Last weekend, for the first time in over two years I pulled on a pair of steel toe wellies and got my hands dirty doing a bit of commercial brewing. I was helping out long-time friend Sean and his business partner Robin at their brewery ‘Pig and Porter’ over in Tunbridge Wells.
The schedule for the day was to brew ten barrels of Ashburnham Pale ale, wash a load of casks, rack some beer and clean a conditioning tank. Easy enough with three sets of hands. After Dirty Breakfast™ had been inhaled, and a fortifying coffee had been slurped, the HLT was up to temperature, and we mashed in. After we mashed in, we got down to the serious business of cask washing. Much as many brewers complain bitterly about cask washing being the most soul sapping part of brewing, I really don’t mind it all that much. The system at Pig and Porter is much the same as any other brewery I have been to or worked in. De-shive, scrub the outside with hot soapy water, pre-rinse, Caustic wash, cold rinse, peracetic rinse.
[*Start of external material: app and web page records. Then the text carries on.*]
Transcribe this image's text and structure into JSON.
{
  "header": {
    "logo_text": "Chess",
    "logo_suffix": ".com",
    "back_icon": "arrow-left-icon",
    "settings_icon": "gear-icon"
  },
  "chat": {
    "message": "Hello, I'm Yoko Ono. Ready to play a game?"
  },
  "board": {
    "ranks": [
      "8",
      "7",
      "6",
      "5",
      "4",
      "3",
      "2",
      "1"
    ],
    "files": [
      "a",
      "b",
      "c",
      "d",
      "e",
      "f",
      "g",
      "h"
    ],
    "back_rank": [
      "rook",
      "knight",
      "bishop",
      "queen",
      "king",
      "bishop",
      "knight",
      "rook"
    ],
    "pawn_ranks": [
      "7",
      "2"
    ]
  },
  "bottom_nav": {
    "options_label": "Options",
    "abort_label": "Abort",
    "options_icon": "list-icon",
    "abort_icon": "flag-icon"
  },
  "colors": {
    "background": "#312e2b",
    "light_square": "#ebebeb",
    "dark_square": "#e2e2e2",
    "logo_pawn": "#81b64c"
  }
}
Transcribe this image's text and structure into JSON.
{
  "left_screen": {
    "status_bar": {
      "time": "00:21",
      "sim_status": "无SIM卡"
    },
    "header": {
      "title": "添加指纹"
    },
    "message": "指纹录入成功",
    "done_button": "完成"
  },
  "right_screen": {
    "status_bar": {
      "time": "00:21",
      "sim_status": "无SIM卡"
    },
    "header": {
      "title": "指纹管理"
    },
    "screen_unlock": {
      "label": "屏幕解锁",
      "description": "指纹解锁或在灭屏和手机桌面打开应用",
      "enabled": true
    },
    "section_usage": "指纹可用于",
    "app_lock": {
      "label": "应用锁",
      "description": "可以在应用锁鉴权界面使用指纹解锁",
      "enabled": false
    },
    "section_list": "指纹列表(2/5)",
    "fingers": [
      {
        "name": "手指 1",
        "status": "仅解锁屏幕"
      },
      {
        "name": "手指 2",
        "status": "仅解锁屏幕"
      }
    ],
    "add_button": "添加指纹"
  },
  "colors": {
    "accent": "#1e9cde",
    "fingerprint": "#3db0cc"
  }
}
What I really like about it is that you can get a rhythm going. Time everything just right and you can put a cask on the pre-rinse and one on the caustic, turn the pumps on, run outside, de-shive and scrub the outside of a cask, rinse the soap off and carry it inside (but remember to splash some soapy water over the old sticker on the next cask so it has a minute to soak so it comes off easier!) just as the rinse and caustic cycles finish. Put the next cask on and away you go.
Perpetual motion for a couple of hours. A flow of work, time flies. You don’t have to focus on what you are doing any more, you zone out on autopilot. You retreat inside your head to ponder things. Thinking out the next steps on the brew that is in the mash tun, or trying to extrapolate forward how much longer it is going to take to finish cask washing and whether you will finish them before the sparge ends. Sometimes if the conditions are just right, you can be tramping away at it, look up at the clock and have no idea what you have been thinking about for the last hour. Cask washing nirvana.
I have to admit though, I was thoroughly knackered when I got home and I’m certain it isn’t what I’d want to do all day every day anymore. As one now retired brewer once said to me ‘I only miss brewing when I’m not doing it.’